[Interface dataset entries]
Content starts

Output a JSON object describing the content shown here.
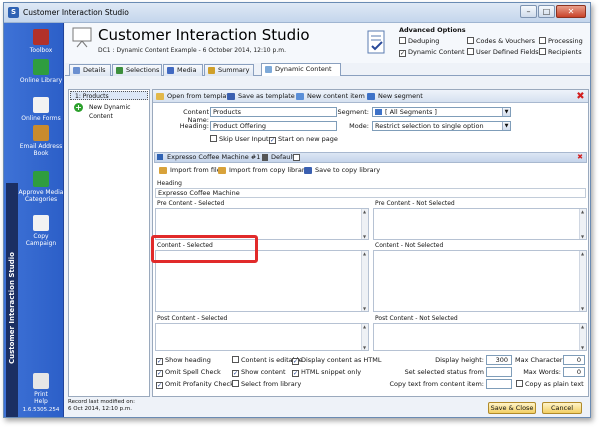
{
  "window": {
    "title": "Customer Interaction Studio",
    "app_icon": "S",
    "buttons": [
      "–",
      "□",
      "✕"
    ]
  },
  "sidebar": {
    "vertical_title": "Customer Interaction Studio",
    "items": [
      {
        "label": "Toolbox",
        "icon": "toolbox-icon",
        "color": "#b2312a"
      },
      {
        "label": "Online Library",
        "icon": "library-icon",
        "color": "#2f9d3f"
      },
      {
        "label": "Online Forms",
        "icon": "forms-icon",
        "color": "#f2f2f2"
      },
      {
        "label": "Email Address Book",
        "icon": "address-book-icon",
        "color": "#c98b2e"
      },
      {
        "label": "Approve Media Categories",
        "icon": "approve-icon",
        "color": "#2f9d3f"
      },
      {
        "label": "Copy Campaign",
        "icon": "copy-icon",
        "color": "#f2f2f2"
      },
      {
        "label": "Print",
        "icon": "print-icon",
        "color": "#e6e6e6"
      },
      {
        "label": "Help",
        "icon": "help-icon",
        "color": "#e6e6e6"
      }
    ],
    "version": "1.6.5305.254"
  },
  "header": {
    "title": "Customer Interaction Studio",
    "subtitle": "DC1 : Dynamic Content Example - 6 October 2014, 12:10 p.m.",
    "advanced_options": {
      "title": "Advanced Options",
      "options": [
        {
          "label": "Deduping",
          "checked": false
        },
        {
          "label": "Dynamic Content",
          "checked": true
        },
        {
          "label": "Codes & Vouchers",
          "checked": false
        },
        {
          "label": "User Defined Fields",
          "checked": false
        },
        {
          "label": "Processing",
          "checked": false
        },
        {
          "label": "Recipients",
          "checked": false
        }
      ]
    }
  },
  "tabs": [
    {
      "label": "Details",
      "icon": "details-icon",
      "active": false
    },
    {
      "label": "Selections",
      "icon": "selections-icon",
      "active": false
    },
    {
      "label": "Media",
      "icon": "media-icon",
      "active": false
    },
    {
      "label": "Summary",
      "icon": "summary-icon",
      "active": false
    },
    {
      "label": "Dynamic Content",
      "icon": "dynamic-content-icon",
      "active": true
    }
  ],
  "left_panel": {
    "items": [
      "1: Products",
      "New Dynamic Content"
    ]
  },
  "toolbar": {
    "open_template": "Open from template",
    "save_template": "Save as template",
    "new_content_item": "New content item",
    "new_segment": "New segment",
    "close": "✖"
  },
  "form": {
    "content_name_label": "Content Name:",
    "content_name_value": "Products",
    "heading_label": "Heading:",
    "heading_value": "Product Offering",
    "segment_label": "Segment:",
    "segment_value": "[ All Segments ]",
    "mode_label": "Mode:",
    "mode_value": "Restrict selection to single option",
    "skip_user_input": "Skip User Input",
    "start_new_page": "Start on new page",
    "skip_checked": false,
    "start_checked": true
  },
  "item": {
    "title": "Expresso Coffee Machine #1",
    "default_label": "Default:",
    "import_file": "Import from file",
    "import_library": "Import from copy library",
    "save_library": "Save to copy library",
    "heading_label": "Heading",
    "heading_value": "Expresso Coffee Machine",
    "pre_selected": "Pre Content - Selected",
    "pre_not_selected": "Pre Content - Not Selected",
    "content_selected": "Content - Selected",
    "content_not_selected": "Content - Not Selected",
    "post_selected": "Post Content - Selected",
    "post_not_selected": "Post Content - Not Selected"
  },
  "options": {
    "show_heading": "Show heading",
    "omit_spell": "Omit Spell Check",
    "omit_profanity": "Omit Profanity Check",
    "content_editable": "Content is editable",
    "show_content": "Show content",
    "select_from_library": "Select from library",
    "display_html": "Display content as HTML",
    "html_snippet": "HTML snippet only",
    "display_height_label": "Display height:",
    "display_height_value": "300",
    "set_selected_status": "Set selected status from",
    "copy_text_label": "Copy text from content item:",
    "max_chars_label": "Max Characters:",
    "max_chars_value": "0",
    "max_words_label": "Max Words:",
    "max_words_value": "0",
    "copy_plain": "Copy as plain text"
  },
  "footer": {
    "status_line1": "Record last modified on:",
    "status_line2": "6 Oct 2014, 12:10 p.m.",
    "save_close": "Save & Close",
    "cancel": "Cancel"
  },
  "colors": {
    "sidebar_blue": "#2c5fc8",
    "highlight_red": "#e12a2a",
    "button_gold": "#f2cf64"
  }
}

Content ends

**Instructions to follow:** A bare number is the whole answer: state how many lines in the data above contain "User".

**Answer space:** 2